**REQUIRED WORK**
All lines in the records below that hold "party" are to be shown.

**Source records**
****
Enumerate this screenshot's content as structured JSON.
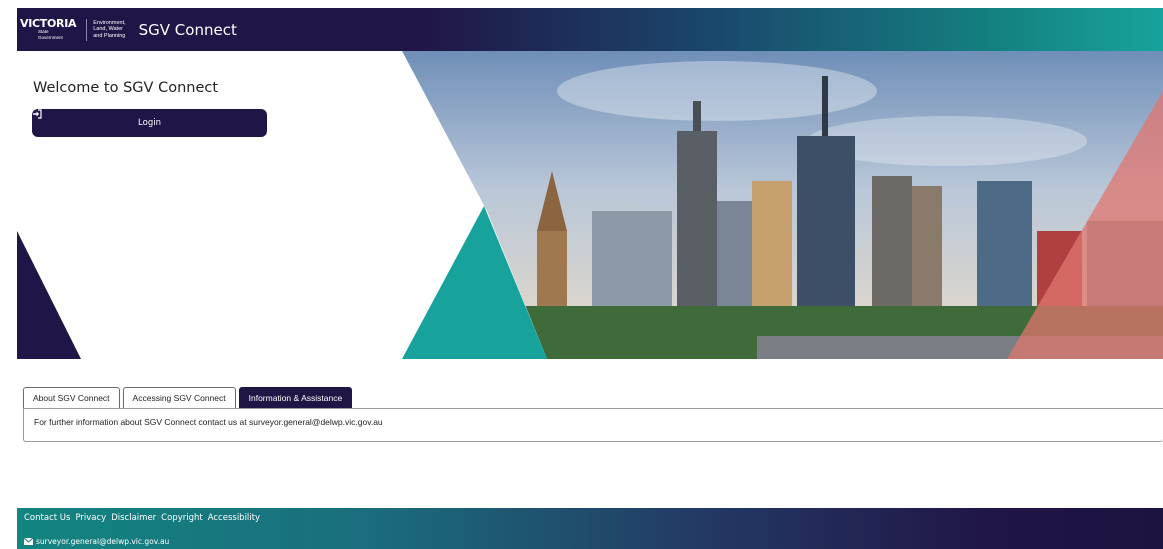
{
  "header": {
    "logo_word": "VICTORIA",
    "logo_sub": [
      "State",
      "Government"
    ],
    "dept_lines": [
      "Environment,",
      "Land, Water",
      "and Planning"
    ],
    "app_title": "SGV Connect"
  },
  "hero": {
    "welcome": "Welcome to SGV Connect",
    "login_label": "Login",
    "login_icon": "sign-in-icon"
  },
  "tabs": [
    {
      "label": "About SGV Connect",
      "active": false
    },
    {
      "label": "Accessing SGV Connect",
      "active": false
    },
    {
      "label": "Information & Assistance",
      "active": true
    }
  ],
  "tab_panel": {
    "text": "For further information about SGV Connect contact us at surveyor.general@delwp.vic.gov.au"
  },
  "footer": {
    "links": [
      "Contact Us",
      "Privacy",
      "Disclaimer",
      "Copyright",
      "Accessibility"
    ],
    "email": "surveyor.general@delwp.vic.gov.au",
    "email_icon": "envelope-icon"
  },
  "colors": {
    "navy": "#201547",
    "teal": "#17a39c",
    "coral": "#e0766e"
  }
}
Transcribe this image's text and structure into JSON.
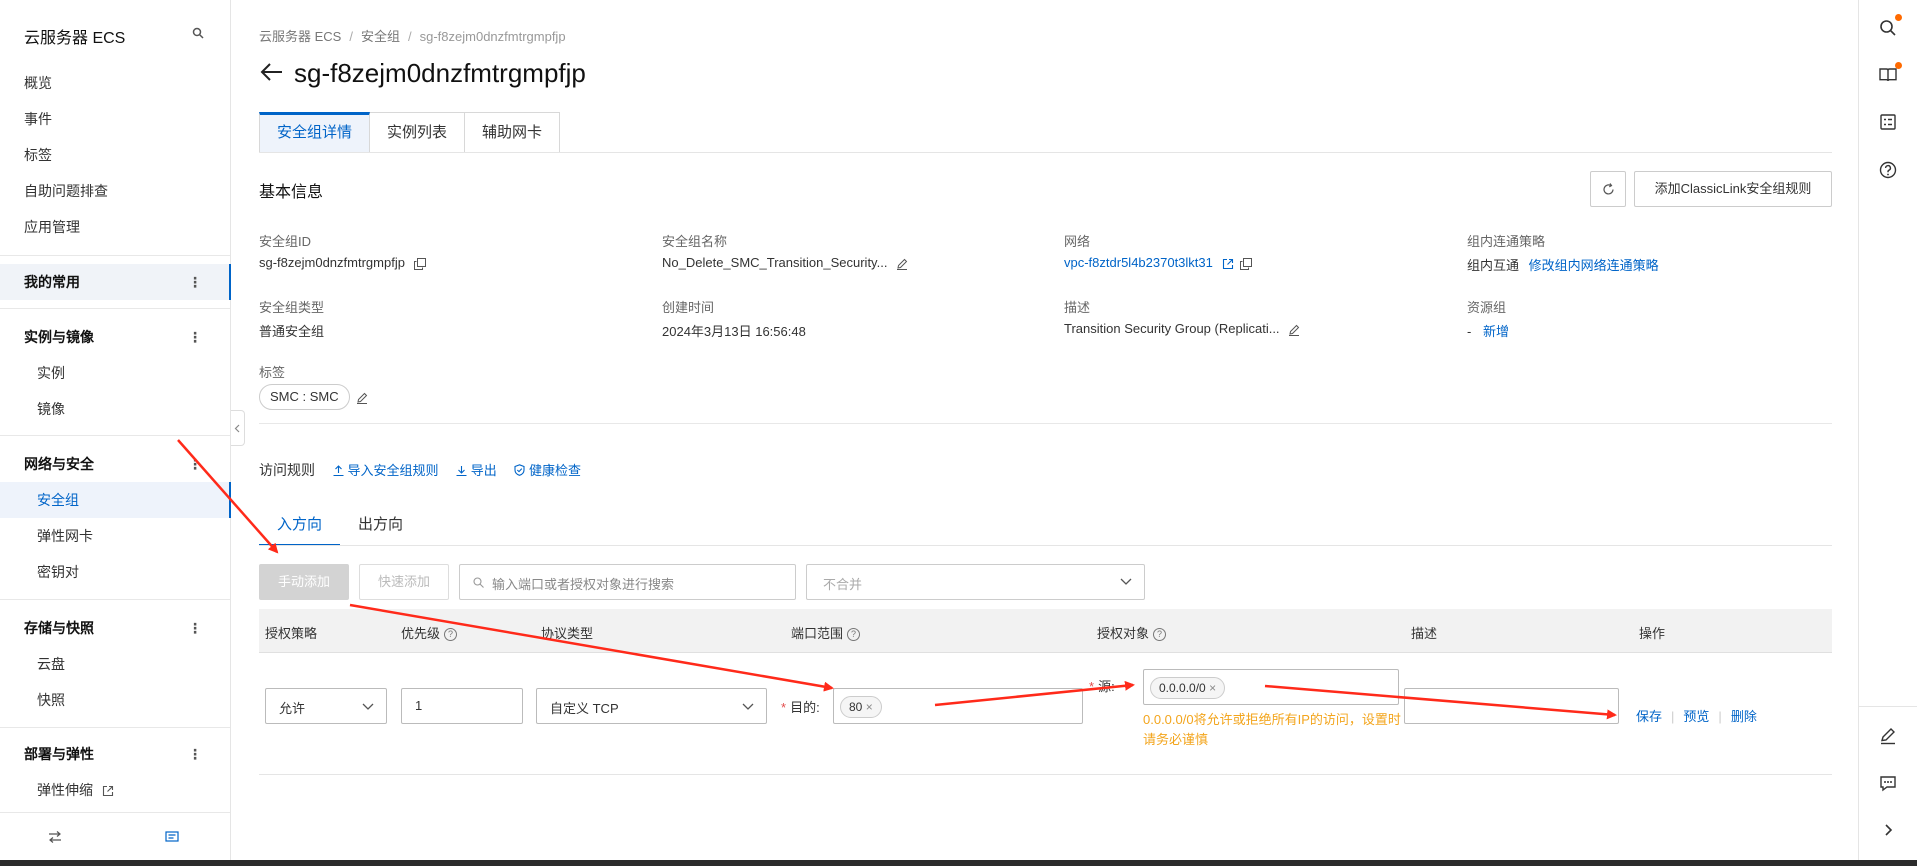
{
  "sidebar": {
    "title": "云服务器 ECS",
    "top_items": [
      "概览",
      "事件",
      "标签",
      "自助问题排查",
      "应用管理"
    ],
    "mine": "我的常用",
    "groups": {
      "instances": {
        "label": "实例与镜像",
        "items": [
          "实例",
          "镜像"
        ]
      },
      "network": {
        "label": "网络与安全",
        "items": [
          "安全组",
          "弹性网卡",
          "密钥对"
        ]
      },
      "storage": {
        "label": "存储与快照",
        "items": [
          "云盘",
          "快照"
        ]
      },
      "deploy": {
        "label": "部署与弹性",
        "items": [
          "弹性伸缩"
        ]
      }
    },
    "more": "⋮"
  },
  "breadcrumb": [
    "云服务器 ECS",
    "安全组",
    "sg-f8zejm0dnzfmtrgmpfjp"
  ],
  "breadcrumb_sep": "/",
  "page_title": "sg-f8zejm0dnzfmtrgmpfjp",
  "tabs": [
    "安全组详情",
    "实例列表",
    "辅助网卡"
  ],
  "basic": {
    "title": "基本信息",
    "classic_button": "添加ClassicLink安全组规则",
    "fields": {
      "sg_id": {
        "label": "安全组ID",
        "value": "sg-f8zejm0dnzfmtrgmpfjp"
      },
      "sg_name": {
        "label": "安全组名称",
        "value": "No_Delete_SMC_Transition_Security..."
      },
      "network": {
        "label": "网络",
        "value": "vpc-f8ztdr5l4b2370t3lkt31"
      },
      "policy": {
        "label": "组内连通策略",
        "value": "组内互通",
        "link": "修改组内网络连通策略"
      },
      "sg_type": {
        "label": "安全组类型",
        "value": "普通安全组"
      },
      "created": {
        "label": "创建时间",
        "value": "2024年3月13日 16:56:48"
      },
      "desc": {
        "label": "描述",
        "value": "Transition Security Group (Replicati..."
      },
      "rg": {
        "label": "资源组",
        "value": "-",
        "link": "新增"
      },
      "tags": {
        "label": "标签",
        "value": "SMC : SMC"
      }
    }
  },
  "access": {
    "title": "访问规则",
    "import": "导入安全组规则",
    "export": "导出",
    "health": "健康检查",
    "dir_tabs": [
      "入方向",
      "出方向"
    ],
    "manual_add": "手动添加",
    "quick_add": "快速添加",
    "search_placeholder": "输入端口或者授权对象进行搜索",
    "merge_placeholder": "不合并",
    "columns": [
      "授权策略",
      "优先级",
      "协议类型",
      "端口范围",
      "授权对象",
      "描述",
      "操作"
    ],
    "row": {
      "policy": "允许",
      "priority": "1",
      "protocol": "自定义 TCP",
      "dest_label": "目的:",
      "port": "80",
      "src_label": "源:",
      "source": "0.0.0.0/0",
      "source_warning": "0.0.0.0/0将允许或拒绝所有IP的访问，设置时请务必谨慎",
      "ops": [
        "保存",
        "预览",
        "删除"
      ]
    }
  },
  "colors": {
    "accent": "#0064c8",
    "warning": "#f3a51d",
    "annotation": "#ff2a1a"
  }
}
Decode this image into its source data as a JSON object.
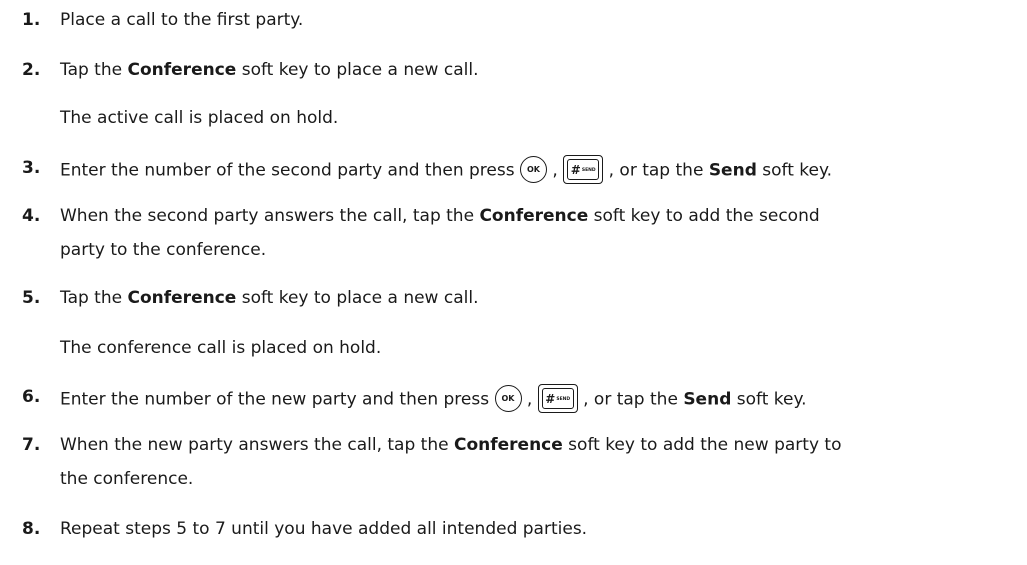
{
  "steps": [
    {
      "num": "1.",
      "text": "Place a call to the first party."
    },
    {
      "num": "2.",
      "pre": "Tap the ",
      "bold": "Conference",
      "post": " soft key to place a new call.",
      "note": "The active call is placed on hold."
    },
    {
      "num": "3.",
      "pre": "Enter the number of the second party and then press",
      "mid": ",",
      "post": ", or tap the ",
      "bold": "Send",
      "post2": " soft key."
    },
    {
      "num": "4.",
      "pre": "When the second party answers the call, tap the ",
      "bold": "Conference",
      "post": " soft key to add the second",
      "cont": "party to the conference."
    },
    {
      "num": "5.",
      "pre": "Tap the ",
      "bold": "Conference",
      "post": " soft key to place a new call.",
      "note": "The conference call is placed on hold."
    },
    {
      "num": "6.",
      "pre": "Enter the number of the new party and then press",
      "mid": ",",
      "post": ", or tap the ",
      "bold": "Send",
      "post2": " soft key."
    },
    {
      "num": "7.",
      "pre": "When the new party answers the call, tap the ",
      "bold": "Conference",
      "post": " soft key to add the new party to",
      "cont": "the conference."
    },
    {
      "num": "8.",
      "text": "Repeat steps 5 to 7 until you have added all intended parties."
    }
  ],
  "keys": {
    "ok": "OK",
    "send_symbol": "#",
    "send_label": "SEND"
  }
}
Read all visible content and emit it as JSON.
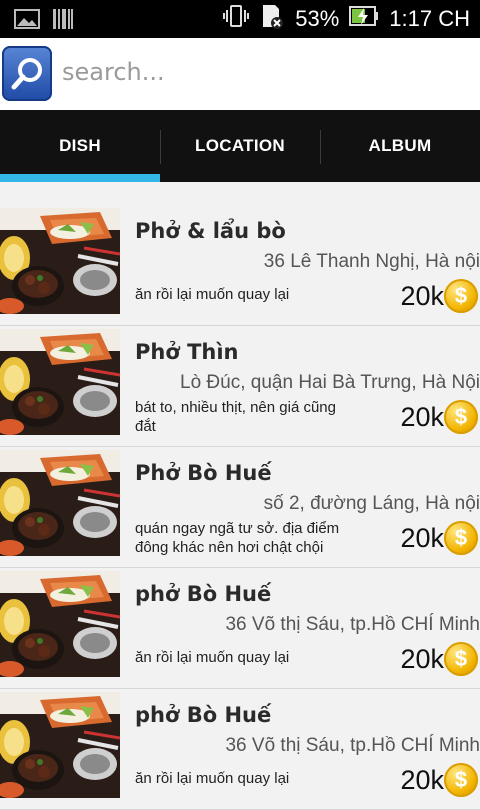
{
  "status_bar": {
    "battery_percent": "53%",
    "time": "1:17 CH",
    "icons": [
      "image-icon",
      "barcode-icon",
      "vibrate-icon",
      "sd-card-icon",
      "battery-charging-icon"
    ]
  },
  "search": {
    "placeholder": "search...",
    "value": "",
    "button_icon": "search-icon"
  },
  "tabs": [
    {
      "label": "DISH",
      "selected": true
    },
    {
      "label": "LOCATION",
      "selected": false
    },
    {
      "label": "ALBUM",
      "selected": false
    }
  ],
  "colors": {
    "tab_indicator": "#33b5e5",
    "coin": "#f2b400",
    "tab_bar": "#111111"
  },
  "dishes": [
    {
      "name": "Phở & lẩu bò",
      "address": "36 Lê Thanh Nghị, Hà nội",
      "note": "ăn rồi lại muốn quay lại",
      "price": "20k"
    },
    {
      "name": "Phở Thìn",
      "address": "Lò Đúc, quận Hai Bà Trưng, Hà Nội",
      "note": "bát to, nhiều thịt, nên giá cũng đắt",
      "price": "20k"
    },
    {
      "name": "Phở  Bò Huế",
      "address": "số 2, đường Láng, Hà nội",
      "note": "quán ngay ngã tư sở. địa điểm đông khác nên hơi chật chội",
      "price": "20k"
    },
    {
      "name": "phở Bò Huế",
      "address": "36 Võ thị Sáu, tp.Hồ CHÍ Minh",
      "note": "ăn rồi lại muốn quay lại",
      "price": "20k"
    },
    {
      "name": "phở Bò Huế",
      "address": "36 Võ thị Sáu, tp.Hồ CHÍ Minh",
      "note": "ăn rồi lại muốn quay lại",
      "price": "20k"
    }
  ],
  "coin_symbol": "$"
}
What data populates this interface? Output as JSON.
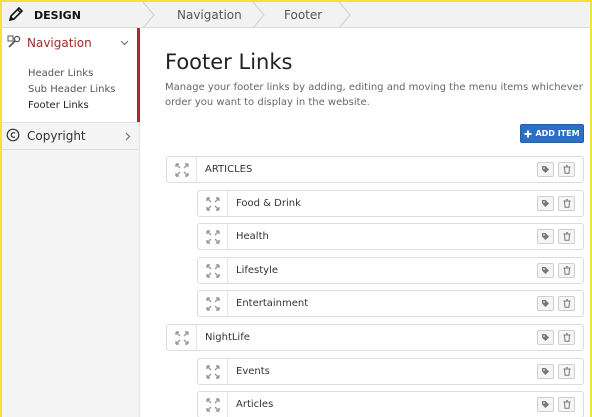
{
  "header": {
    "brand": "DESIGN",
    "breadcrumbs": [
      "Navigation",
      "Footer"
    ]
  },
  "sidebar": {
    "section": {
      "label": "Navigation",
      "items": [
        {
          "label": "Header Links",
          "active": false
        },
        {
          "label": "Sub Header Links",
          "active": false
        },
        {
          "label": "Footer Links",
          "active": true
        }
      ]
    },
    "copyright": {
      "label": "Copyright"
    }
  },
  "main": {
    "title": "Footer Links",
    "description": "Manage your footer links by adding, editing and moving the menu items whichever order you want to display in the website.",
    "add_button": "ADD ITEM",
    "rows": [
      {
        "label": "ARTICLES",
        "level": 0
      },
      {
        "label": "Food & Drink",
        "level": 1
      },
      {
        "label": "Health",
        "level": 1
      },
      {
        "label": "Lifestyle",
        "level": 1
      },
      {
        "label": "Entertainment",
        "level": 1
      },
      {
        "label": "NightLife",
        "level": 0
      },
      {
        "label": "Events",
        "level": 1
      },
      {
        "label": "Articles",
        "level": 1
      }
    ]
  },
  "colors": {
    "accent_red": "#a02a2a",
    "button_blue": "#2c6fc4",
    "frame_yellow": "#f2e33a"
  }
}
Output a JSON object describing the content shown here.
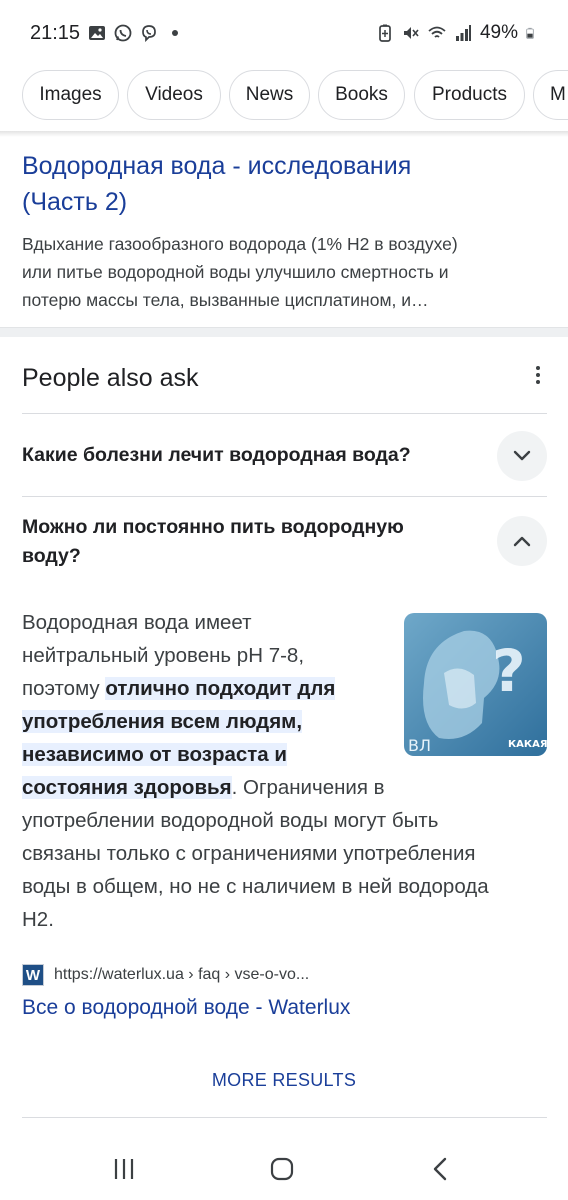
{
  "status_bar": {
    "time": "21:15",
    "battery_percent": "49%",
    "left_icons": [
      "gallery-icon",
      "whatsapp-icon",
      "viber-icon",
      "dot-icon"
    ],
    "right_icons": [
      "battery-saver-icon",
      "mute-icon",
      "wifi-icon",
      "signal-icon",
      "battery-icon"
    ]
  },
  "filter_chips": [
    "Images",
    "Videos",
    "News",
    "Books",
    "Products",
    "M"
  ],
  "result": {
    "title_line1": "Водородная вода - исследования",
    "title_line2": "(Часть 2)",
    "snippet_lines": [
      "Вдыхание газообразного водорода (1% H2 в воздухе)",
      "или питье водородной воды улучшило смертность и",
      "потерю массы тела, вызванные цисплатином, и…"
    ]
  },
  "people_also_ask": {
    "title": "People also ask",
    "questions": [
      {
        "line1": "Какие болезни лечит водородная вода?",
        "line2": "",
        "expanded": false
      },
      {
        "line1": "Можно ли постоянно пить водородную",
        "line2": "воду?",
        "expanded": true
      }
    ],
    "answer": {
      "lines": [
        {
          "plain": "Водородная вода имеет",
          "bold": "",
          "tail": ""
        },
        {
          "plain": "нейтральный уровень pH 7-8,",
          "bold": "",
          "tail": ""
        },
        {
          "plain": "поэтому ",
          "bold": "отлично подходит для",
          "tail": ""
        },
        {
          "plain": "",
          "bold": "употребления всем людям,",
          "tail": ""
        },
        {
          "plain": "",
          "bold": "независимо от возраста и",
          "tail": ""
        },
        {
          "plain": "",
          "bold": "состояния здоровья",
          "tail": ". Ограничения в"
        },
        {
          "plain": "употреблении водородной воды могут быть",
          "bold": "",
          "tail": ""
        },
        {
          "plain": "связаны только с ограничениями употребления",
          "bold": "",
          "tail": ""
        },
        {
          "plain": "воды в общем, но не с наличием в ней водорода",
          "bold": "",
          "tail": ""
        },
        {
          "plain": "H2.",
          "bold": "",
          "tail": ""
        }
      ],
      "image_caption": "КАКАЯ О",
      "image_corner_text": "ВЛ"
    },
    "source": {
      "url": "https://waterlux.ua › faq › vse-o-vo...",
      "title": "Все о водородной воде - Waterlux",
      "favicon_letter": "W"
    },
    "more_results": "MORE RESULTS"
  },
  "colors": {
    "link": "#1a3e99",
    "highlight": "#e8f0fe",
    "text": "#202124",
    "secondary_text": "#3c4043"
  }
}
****
**ANSWER SPACE**
      "text": "Place a call to the first party."
      "pre": "Enter the number of the second party and then press",
      "pre": "When the second party answers the call, tap the ",
      "cont": "party to the conference."
      "pre": "Enter the number of the new party and then press",
      "pre": "When the new party answers the call, tap the ",
      "post": " soft key to add the new party to",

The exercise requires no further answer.